» **Task statement**: Report every line of the data that includes "цвета".

» **Material supplied**:
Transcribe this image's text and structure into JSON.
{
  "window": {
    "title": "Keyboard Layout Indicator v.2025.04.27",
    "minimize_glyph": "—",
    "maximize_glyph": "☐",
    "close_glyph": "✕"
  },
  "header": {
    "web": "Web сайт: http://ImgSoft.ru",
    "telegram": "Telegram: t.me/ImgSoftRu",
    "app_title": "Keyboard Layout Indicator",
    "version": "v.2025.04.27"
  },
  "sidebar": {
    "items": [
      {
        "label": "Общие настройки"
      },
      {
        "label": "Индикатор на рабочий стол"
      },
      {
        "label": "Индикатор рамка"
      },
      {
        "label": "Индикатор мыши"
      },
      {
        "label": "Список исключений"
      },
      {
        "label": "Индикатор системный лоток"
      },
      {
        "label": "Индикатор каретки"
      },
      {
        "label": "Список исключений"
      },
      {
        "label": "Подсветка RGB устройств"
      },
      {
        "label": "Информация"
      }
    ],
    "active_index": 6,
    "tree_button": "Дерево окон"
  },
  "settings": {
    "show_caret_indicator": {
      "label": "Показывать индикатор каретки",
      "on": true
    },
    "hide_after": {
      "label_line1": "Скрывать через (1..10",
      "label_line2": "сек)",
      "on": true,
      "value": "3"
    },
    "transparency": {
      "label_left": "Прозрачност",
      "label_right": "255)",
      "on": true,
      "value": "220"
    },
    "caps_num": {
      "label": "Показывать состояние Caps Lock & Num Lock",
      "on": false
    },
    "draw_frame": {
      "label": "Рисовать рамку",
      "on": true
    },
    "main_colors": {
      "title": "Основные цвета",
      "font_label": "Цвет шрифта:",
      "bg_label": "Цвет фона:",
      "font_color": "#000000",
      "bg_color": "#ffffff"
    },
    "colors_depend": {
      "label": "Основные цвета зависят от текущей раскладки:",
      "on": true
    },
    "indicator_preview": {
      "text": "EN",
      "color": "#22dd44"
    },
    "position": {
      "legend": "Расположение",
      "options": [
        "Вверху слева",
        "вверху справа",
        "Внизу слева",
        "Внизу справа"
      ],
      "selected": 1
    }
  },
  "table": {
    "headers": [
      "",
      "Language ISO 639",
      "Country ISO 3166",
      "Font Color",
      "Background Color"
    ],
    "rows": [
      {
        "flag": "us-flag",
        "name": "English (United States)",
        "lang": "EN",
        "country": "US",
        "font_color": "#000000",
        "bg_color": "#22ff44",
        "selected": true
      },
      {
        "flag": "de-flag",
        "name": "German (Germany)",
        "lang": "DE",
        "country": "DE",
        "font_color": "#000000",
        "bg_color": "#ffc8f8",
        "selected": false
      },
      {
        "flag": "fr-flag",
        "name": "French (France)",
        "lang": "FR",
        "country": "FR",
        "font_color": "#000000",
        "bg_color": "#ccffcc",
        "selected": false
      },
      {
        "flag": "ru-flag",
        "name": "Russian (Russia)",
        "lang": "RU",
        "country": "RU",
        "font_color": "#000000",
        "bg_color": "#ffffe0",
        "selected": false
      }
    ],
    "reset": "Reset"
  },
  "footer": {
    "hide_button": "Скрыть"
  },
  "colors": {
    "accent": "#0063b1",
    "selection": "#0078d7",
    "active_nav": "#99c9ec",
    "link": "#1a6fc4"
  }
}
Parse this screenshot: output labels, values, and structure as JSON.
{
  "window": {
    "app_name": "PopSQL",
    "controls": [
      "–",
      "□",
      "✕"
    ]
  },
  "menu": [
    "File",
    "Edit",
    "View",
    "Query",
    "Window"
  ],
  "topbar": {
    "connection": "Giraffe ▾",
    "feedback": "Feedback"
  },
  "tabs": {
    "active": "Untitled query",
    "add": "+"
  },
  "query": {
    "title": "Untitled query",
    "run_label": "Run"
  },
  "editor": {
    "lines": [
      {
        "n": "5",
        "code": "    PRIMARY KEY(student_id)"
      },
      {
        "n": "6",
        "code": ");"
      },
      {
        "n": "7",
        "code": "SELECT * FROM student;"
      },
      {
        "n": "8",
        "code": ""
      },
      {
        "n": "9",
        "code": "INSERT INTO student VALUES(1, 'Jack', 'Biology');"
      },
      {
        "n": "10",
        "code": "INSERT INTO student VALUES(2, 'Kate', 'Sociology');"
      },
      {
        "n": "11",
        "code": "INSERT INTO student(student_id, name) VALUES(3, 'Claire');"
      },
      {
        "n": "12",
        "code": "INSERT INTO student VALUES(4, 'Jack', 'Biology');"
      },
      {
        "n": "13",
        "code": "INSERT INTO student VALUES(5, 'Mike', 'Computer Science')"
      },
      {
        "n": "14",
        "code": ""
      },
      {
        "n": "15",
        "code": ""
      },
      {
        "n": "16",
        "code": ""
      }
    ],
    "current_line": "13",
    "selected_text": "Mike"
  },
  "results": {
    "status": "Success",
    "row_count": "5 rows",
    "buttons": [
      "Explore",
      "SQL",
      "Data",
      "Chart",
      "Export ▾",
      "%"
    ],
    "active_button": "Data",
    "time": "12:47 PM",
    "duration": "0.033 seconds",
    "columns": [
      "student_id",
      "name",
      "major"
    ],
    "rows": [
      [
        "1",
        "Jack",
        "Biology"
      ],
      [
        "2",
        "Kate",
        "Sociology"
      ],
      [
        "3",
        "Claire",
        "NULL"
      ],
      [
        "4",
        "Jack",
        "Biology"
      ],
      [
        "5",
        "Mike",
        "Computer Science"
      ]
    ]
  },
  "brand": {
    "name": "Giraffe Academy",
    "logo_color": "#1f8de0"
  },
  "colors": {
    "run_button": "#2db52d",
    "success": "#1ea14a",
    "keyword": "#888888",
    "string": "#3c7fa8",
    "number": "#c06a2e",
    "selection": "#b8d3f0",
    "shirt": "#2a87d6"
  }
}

» **Written response**:
      "title": "Основные цвета",
      "label": "Основные цвета зависят от текущей раскладки:",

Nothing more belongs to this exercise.